------ Materials provided ------

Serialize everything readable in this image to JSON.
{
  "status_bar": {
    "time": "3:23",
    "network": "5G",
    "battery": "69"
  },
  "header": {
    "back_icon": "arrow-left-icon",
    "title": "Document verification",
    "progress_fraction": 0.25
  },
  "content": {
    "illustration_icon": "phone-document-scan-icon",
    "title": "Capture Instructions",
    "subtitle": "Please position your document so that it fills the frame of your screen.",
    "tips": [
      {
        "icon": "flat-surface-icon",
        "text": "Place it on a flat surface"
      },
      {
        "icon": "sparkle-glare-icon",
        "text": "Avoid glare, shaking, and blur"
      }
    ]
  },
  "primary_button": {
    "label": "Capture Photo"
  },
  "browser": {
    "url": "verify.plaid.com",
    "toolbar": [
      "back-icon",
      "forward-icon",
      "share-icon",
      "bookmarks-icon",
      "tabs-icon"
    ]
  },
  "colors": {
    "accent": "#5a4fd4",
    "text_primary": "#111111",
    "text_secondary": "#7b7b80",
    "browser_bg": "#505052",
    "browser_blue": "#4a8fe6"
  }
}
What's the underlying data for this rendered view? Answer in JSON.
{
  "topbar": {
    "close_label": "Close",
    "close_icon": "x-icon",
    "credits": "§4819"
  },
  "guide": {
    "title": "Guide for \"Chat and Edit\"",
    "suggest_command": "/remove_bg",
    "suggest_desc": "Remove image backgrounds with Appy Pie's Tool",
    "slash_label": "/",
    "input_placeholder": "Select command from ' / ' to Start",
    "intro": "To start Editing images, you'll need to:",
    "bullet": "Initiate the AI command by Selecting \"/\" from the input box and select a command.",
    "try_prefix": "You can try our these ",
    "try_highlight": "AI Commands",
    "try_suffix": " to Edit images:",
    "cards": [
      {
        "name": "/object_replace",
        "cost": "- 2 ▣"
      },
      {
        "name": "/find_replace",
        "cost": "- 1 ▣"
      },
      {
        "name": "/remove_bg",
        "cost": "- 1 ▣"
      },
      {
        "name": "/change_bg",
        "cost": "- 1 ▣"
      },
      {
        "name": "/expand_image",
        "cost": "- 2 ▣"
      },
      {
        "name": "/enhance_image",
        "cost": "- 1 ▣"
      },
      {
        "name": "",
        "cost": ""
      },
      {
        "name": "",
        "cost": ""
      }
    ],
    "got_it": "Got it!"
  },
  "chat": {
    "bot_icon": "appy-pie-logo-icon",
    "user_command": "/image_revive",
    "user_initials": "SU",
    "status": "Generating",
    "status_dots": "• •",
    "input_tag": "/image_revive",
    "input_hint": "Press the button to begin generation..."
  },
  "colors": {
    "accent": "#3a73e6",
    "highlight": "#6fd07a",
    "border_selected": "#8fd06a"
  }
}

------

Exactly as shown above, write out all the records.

**Solution below**:
Serialize everything readable in this image to JSON.
{
  "status_bar": {
    "time": "3:23",
    "network": "5G",
    "battery": "69"
  },
  "header": {
    "back_icon": "arrow-left-icon",
    "title": "Document verification",
    "progress_fraction": 0.25
  },
  "content": {
    "illustration_icon": "phone-document-scan-icon",
    "title": "Capture Instructions",
    "subtitle": "Please position your document so that it fills the frame of your screen.",
    "tips": [
      {
        "icon": "flat-surface-icon",
        "text": "Place it on a flat surface"
      },
      {
        "icon": "sparkle-glare-icon",
        "text": "Avoid glare, shaking, and blur"
      }
    ]
  },
  "primary_button": {
    "label": "Capture Photo"
  },
  "browser": {
    "url": "verify.plaid.com",
    "toolbar": [
      "back-icon",
      "forward-icon",
      "share-icon",
      "bookmarks-icon",
      "tabs-icon"
    ]
  },
  "colors": {
    "accent": "#5a4fd4",
    "text_primary": "#111111",
    "text_secondary": "#7b7b80",
    "browser_bg": "#505052",
    "browser_blue": "#4a8fe6"
  }
}
What's the underlying data for this rendered view? Answer in JSON.
{
  "topbar": {
    "close_label": "Close",
    "close_icon": "x-icon",
    "credits": "§4819"
  },
  "guide": {
    "title": "Guide for \"Chat and Edit\"",
    "suggest_command": "/remove_bg",
    "suggest_desc": "Remove image backgrounds with Appy Pie's Tool",
    "slash_label": "/",
    "input_placeholder": "Select command from ' / ' to Start",
    "intro": "To start Editing images, you'll need to:",
    "bullet": "Initiate the AI command by Selecting \"/\" from the input box and select a command.",
    "try_prefix": "You can try our these ",
    "try_highlight": "AI Commands",
    "try_suffix": " to Edit images:",
    "cards": [
      {
        "name": "/object_replace",
        "cost": "- 2 ▣"
      },
      {
        "name": "/find_replace",
        "cost": "- 1 ▣"
      },
      {
        "name": "/remove_bg",
        "cost": "- 1 ▣"
      },
      {
        "name": "/change_bg",
        "cost": "- 1 ▣"
      },
      {
        "name": "/expand_image",
        "cost": "- 2 ▣"
      },
      {
        "name": "/enhance_image",
        "cost": "- 1 ▣"
      },
      {
        "name": "",
        "cost": ""
      },
      {
        "name": "",
        "cost": ""
      }
    ],
    "got_it": "Got it!"
  },
  "chat": {
    "bot_icon": "appy-pie-logo-icon",
    "user_command": "/image_revive",
    "user_initials": "SU",
    "status": "Generating",
    "status_dots": "• •",
    "input_tag": "/image_revive",
    "input_hint": "Press the button to begin generation..."
  },
  "colors": {
    "accent": "#3a73e6",
    "highlight": "#6fd07a",
    "border_selected": "#8fd06a"
  }
}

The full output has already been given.